**Task directions**
Find the number of lines below in which the word "เวลา" appears, and write that number only.

**Data records**
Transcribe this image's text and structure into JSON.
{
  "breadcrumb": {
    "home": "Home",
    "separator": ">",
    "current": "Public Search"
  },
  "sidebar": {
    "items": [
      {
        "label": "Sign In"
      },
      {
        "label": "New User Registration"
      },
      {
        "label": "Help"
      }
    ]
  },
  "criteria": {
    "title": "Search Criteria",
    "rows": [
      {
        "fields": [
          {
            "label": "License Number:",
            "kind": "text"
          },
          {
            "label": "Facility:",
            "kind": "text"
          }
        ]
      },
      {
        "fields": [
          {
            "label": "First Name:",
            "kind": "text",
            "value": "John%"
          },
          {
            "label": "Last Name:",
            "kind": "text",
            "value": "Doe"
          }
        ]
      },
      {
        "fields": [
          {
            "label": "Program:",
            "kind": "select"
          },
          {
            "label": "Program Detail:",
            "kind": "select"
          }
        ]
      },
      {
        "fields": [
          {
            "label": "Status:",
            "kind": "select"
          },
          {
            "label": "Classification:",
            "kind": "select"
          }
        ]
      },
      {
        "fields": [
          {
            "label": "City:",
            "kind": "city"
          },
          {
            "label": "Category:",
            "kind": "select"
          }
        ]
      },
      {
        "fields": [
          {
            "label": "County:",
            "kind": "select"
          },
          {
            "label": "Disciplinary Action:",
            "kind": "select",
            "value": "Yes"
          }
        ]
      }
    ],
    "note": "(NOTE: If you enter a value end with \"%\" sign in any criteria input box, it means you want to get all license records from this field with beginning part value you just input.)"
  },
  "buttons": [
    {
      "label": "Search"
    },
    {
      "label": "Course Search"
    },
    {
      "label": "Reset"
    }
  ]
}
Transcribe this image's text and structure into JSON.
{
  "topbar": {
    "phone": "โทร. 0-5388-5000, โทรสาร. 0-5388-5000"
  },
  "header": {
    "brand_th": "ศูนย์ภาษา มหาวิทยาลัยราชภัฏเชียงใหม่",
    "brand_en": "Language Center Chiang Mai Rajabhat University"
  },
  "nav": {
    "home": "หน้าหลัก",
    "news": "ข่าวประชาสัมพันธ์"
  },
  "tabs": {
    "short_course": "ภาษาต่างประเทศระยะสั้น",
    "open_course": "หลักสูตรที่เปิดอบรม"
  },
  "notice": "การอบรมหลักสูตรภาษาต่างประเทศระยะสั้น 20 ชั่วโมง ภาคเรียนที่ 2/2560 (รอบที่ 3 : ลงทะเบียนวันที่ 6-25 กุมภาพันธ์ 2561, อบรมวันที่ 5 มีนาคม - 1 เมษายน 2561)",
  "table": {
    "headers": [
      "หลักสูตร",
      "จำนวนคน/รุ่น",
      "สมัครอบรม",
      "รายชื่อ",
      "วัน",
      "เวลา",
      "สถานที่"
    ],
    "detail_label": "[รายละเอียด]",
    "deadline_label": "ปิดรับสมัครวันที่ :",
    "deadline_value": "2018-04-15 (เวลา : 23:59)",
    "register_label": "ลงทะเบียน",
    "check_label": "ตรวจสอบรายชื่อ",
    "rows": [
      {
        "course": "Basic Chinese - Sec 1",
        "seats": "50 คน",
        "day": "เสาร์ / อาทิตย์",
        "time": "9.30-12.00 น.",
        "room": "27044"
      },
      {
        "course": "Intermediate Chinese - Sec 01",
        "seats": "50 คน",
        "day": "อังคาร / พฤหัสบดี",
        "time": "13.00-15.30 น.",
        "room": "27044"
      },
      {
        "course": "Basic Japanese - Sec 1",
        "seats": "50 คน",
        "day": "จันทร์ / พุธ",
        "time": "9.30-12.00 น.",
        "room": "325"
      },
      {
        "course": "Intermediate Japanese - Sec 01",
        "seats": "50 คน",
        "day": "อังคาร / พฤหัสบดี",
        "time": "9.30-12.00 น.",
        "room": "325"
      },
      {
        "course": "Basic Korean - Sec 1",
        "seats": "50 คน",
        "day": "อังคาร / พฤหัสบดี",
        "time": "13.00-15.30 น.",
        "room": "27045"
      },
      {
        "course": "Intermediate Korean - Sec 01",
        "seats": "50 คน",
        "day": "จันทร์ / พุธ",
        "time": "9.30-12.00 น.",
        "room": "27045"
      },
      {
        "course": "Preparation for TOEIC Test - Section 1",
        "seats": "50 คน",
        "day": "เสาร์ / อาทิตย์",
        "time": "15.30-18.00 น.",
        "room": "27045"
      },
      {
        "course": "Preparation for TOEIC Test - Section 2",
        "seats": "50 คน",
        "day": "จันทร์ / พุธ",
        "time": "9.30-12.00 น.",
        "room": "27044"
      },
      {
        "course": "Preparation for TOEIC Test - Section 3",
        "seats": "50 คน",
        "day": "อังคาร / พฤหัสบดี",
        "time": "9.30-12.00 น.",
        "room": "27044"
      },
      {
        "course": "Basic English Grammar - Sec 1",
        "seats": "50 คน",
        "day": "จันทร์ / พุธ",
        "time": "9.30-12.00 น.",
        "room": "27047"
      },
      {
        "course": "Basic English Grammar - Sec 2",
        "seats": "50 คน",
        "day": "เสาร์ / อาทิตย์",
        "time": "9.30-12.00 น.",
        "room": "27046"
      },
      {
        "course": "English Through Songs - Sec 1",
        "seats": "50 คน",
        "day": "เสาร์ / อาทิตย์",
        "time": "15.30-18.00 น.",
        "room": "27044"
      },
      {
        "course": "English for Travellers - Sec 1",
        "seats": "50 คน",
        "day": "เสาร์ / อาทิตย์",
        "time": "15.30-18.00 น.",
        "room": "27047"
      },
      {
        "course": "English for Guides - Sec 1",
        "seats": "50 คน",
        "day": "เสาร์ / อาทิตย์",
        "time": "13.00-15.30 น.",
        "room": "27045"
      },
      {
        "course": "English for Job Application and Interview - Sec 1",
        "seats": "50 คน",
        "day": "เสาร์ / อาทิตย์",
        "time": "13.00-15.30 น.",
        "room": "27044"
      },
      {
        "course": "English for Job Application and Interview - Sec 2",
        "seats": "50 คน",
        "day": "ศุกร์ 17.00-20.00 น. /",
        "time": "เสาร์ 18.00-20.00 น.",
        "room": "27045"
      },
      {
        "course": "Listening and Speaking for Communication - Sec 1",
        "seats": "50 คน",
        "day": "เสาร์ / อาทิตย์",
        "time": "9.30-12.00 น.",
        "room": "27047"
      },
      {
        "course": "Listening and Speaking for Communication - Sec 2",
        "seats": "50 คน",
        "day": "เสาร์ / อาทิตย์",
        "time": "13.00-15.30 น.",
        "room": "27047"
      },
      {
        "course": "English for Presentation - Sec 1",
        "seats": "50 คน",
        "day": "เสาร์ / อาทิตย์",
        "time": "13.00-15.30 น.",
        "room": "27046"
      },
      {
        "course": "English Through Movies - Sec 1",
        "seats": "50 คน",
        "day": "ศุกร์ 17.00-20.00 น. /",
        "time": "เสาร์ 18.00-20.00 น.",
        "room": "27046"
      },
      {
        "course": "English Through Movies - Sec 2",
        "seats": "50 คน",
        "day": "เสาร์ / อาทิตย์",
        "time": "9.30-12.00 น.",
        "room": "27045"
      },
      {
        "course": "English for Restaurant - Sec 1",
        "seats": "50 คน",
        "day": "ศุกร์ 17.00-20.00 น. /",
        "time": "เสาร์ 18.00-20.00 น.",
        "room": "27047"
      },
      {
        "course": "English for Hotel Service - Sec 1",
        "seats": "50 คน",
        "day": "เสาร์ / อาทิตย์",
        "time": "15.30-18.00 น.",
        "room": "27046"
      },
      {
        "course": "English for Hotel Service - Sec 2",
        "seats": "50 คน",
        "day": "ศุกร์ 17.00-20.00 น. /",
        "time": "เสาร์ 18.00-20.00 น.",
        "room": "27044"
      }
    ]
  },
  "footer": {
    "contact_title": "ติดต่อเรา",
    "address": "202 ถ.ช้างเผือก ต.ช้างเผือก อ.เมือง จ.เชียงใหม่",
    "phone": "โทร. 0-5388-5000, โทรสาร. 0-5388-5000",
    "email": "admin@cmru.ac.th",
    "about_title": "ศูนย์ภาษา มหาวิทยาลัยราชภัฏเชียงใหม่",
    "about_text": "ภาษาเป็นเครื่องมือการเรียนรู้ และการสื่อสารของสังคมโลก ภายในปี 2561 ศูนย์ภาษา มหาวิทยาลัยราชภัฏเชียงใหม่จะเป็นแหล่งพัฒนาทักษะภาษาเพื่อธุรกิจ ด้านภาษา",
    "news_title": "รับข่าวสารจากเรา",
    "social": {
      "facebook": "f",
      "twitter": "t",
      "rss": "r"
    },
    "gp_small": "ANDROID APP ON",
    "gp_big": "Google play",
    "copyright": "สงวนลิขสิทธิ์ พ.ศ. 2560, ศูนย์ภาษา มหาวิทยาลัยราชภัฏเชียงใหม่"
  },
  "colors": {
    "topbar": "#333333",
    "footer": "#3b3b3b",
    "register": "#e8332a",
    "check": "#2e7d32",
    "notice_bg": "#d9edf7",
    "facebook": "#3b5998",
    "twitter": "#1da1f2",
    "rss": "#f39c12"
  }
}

**Finished task**
2